  12. STX shipyard nationalised

    Economy minister Bruno Le Maire is having talks with his Italian opposite number in Rome later today. But Fincantieri has until now insisted that it needs majority control to ensure that it can implement strict operational and financial disciplines. http://www.bbc.com/news/business-40778364 The French govt wants to find other French companies who will take a stake in the business alongside the Italians, and before heading off to Italy, Le Maire is being lobbied by Bruno Retailleau, regional president of the Loire region. He has already lined up about a dozen companies, mainly subcontractors to the Chantiers, who have declared themselves as potential investors. For anyone who wants to follow the saga in detail, Ouest-France could be a good source. Here, for instance is a detailed piece on reaction to the decision – and there's plenty more at the same source. http://www.ouest-france.fr/economie/nationalisation-de-stx-les-reactions-en-france-et-en-italie-5158752

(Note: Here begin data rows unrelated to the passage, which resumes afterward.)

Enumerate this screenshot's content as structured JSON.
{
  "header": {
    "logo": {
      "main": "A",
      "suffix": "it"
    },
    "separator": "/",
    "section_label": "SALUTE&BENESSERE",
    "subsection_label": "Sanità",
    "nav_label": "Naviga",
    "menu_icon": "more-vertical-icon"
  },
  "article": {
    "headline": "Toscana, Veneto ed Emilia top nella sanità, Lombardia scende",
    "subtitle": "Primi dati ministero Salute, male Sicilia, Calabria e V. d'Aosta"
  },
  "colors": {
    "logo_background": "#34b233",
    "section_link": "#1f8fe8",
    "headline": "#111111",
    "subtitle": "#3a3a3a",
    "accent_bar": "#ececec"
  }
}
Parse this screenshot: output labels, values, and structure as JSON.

  13. The Macron government has decided to nationalise STX as a temporary measure – in order to ensure the best deal with Italy's Fincantieri, which had previously agreed to buy a majority share in the St Nazaire yard. http://uk.reuters.com/article/uk-stx-m-a-fincantieri-france-idUKKBN1AC2FF The minister, Bruno le Maire, stressed several times in making the announcement that this was strictly an interim measure to enable fresh negotiationsl. But given that the previous Socialist government concluded back in April that the Fincantieri agreement was the best deal in town, it is astonishing for the new, pro-business leadership to take this decision. [Apologies for starting another thread on this, guys, but I couldn't see my earlier post from 3-4 months ago to add. Suspect I need to tweak my browser] Updates overnight – dinner is in the oven! Ken
  14. Thanks for that. One of my "almost French" colleagues was astonished I hadn't tried it before. AIUI bookings through Blabla are insured centrally, I think by Axa, although I don't know on what terms / what cover that includes. The Blabla website says (in French)

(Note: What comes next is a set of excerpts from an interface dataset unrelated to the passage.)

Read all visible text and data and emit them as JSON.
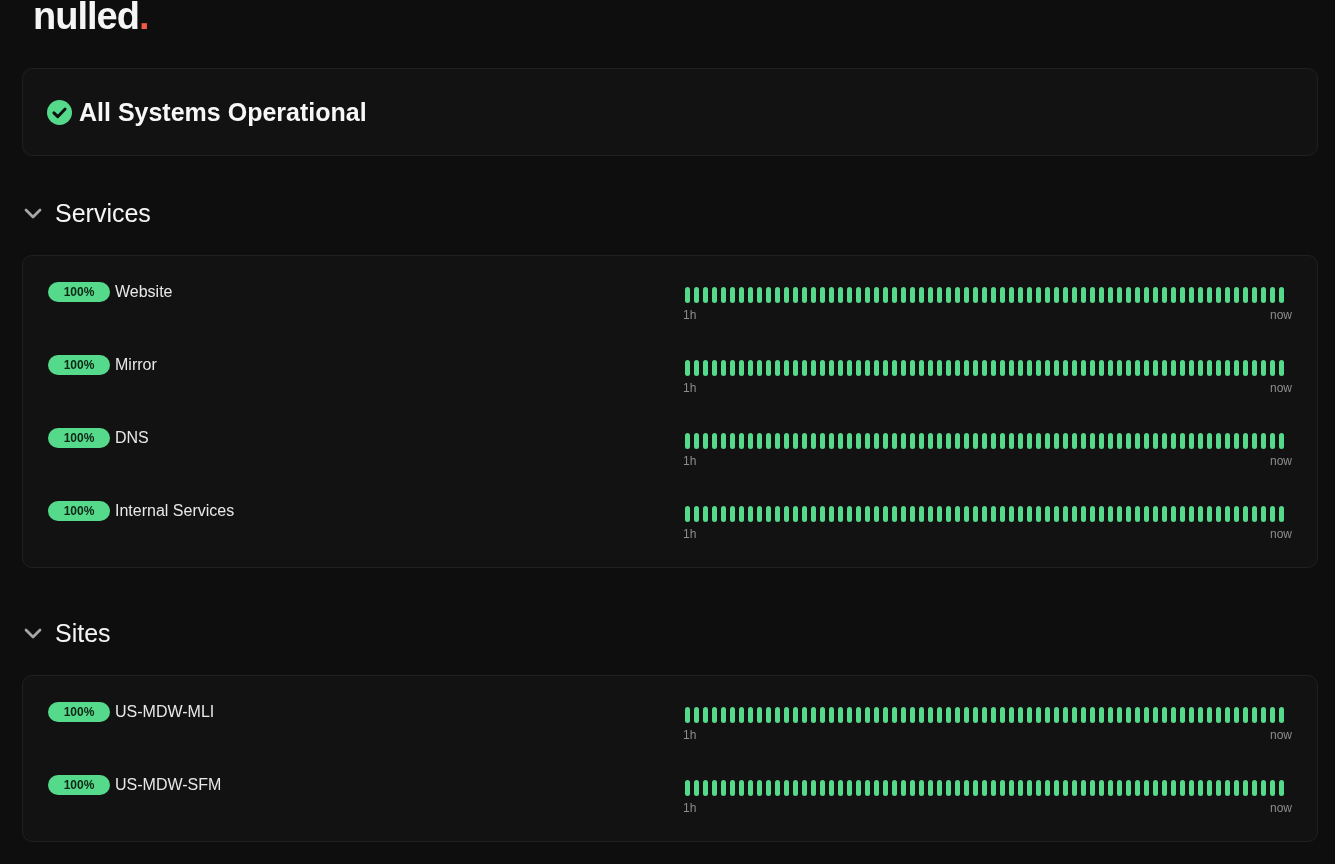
{
  "logo": {
    "name": "nulled",
    "accent": "."
  },
  "summary": {
    "operational": true,
    "text": "All Systems Operational"
  },
  "sections": [
    {
      "title": "Services",
      "expanded": true,
      "monitors": [
        {
          "uptime": "100%",
          "name": "Website",
          "up": true,
          "range_start": "1h",
          "range_end": "now"
        },
        {
          "uptime": "100%",
          "name": "Mirror",
          "up": true,
          "range_start": "1h",
          "range_end": "now"
        },
        {
          "uptime": "100%",
          "name": "DNS",
          "up": true,
          "range_start": "1h",
          "range_end": "now"
        },
        {
          "uptime": "100%",
          "name": "Internal Services",
          "up": true,
          "range_start": "1h",
          "range_end": "now"
        }
      ]
    },
    {
      "title": "Sites",
      "expanded": true,
      "monitors": [
        {
          "uptime": "100%",
          "name": "US-MDW-MLI",
          "up": true,
          "range_start": "1h",
          "range_end": "now"
        },
        {
          "uptime": "100%",
          "name": "US-MDW-SFM",
          "up": true,
          "range_start": "1h",
          "range_end": "now"
        }
      ]
    }
  ]
}
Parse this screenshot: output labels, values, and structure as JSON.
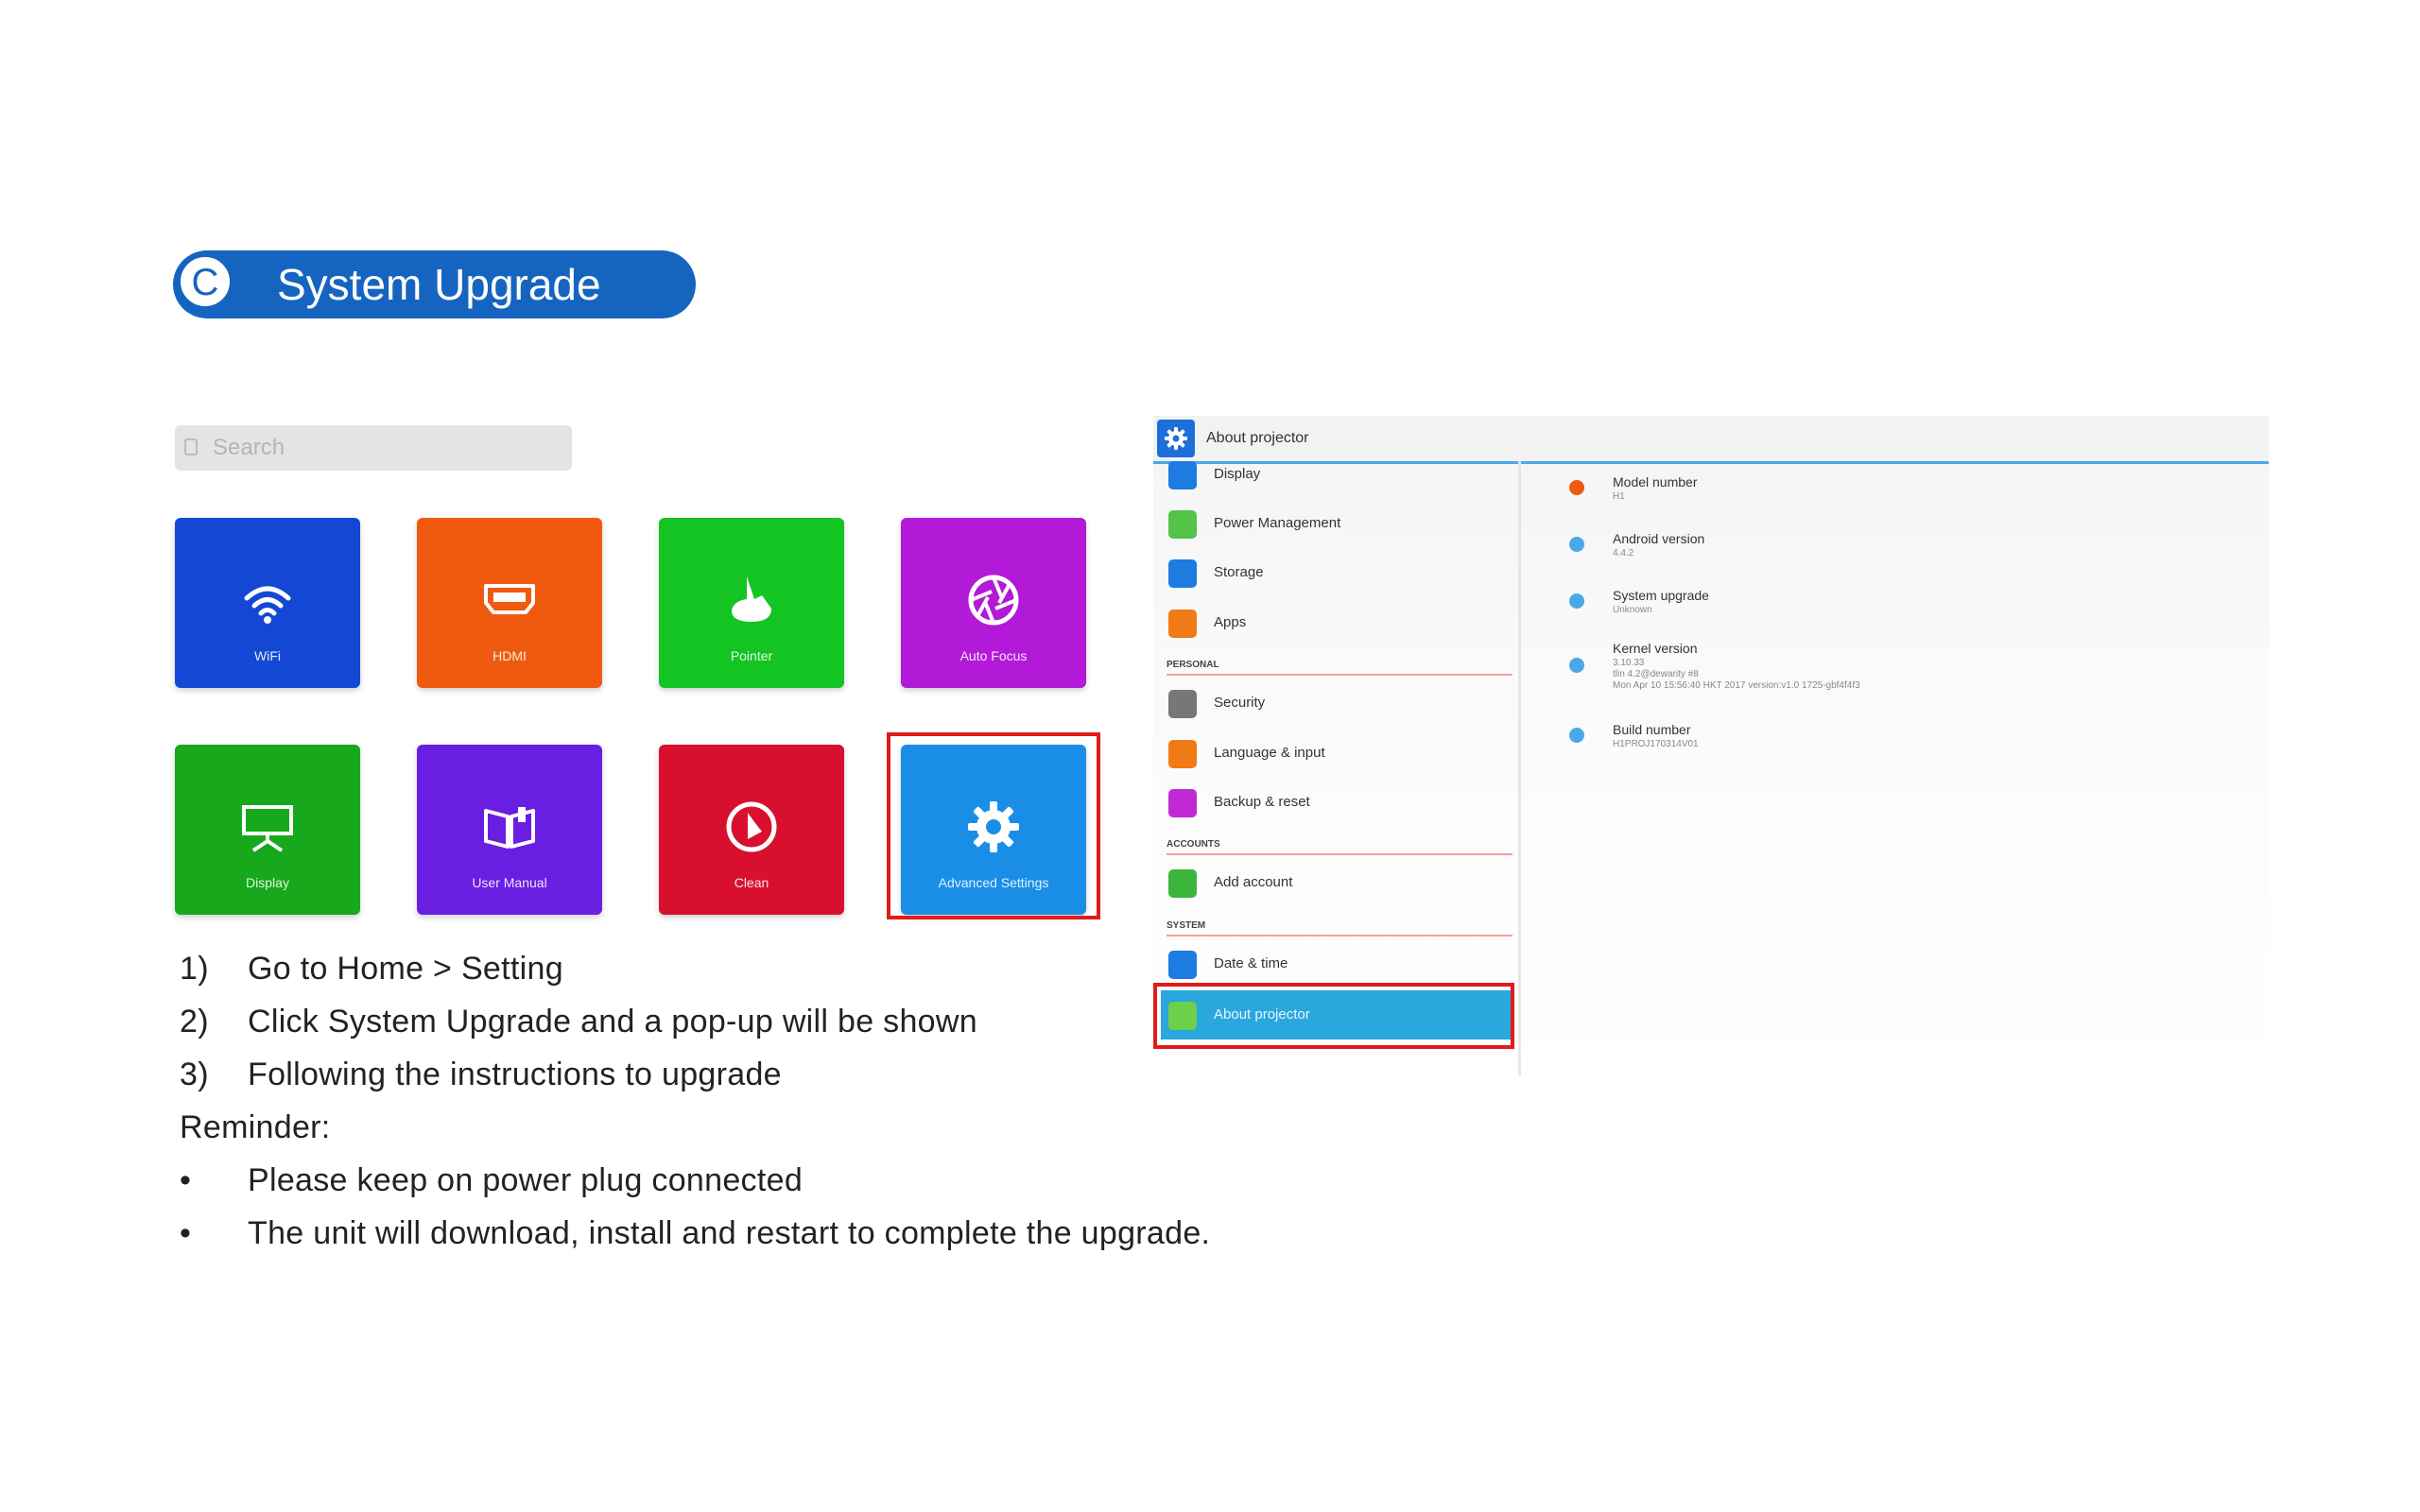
{
  "section": {
    "letter": "C",
    "title": "System Upgrade"
  },
  "search": {
    "placeholder": "Search"
  },
  "tiles": [
    {
      "label": "WiFi",
      "color": "#1448d4",
      "icon": "wifi-icon"
    },
    {
      "label": "HDMI",
      "color": "#f05a10",
      "icon": "hdmi-icon"
    },
    {
      "label": "Pointer",
      "color": "#13c422",
      "icon": "pointer-icon"
    },
    {
      "label": "Auto Focus",
      "color": "#b21ad8",
      "icon": "aperture-icon"
    },
    {
      "label": "Display",
      "color": "#17a81b",
      "icon": "projector-screen-icon"
    },
    {
      "label": "User Manual",
      "color": "#6a1ee2",
      "icon": "book-icon"
    },
    {
      "label": "Clean",
      "color": "#d8102e",
      "icon": "clean-icon"
    },
    {
      "label": "Advanced Settings",
      "color": "#1a8ee6",
      "icon": "gear-icon"
    }
  ],
  "steps": [
    {
      "num": "1)",
      "text": "Go to Home > Setting"
    },
    {
      "num": "2)",
      "text": "Click System Upgrade and a pop-up will be shown"
    },
    {
      "num": "3)",
      "text": "Following the instructions to upgrade"
    }
  ],
  "reminder": {
    "title": "Reminder:",
    "bullets": [
      {
        "mark": "•",
        "text": "Please keep on power plug connected"
      },
      {
        "mark": "•",
        "text": "The unit will download, install and restart to complete the upgrade."
      }
    ]
  },
  "settings": {
    "title": "About projector",
    "items": [
      {
        "label": "Display",
        "color": "#1e7be0"
      },
      {
        "label": "Power Management",
        "color": "#55c24a"
      },
      {
        "label": "Storage",
        "color": "#1e7be0"
      },
      {
        "label": "Apps",
        "color": "#f07a14"
      },
      {
        "header": "PERSONAL"
      },
      {
        "label": "Security",
        "color": "#777777"
      },
      {
        "label": "Language & input",
        "color": "#f07a14"
      },
      {
        "label": "Backup & reset",
        "color": "#c02ad4"
      },
      {
        "header": "ACCOUNTS"
      },
      {
        "label": "Add account",
        "color": "#3cb53c"
      },
      {
        "header": "SYSTEM"
      },
      {
        "label": "Date & time",
        "color": "#1e7be0"
      },
      {
        "label": "About projector",
        "color": "#6ed04a"
      }
    ],
    "info": [
      {
        "title": "Model number",
        "values": [
          "H1"
        ],
        "color": "#f05a10"
      },
      {
        "title": "Android version",
        "values": [
          "4.4.2"
        ],
        "color": "#4aa8e8"
      },
      {
        "title": "System upgrade",
        "values": [
          "Unknown"
        ],
        "color": "#4aa8e8"
      },
      {
        "title": "Kernel version",
        "values": [
          "3.10.33",
          "tlin 4.2@dewarity #8",
          "Mon Apr 10 15:56:40 HKT 2017 version:v1.0 1725-gbf4f4f3"
        ],
        "color": "#4aa8e8"
      },
      {
        "title": "Build number",
        "values": [
          "H1PROJ170314V01"
        ],
        "color": "#4aa8e8"
      }
    ]
  }
}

  15. Not sure if this belongs here or in the Open House - moderators, I leave it to you. For all sorts of reasons I found myself returning from Portsmouth to France last week via Saint-Malo, rather than Caen. Sadly, by the time the Service d'Assistance had disembarked me, then waited in vain for the border police, I had missed the morning train home. But some detailed detective work by Mrs W found a solution: train to Rennes and then a BlaBla car. This is NOT a French version of Uber. It is a car-pooling service. So at least in theory, the drivers are simply asking for passengers to share the cost of a trip they are already planning – not doing it as a business. SO my driver, Jessica, collected me outside Rennes station (which currently is more of a building site than the region's major transport interchange) and a couple of hours later dropped me at my front door in Caen. She charged €15, and I was home about an hour before I would have left Saint-Malo had I waited for the afternoon train. First time of using – but I don't think it will be the last. If you're planning a trip, look on the website and see if anyone is offering one that meets your needs. Read all about it at the English end on https://www.blablacar.co.uk/ or on https://www.blablacar.fr/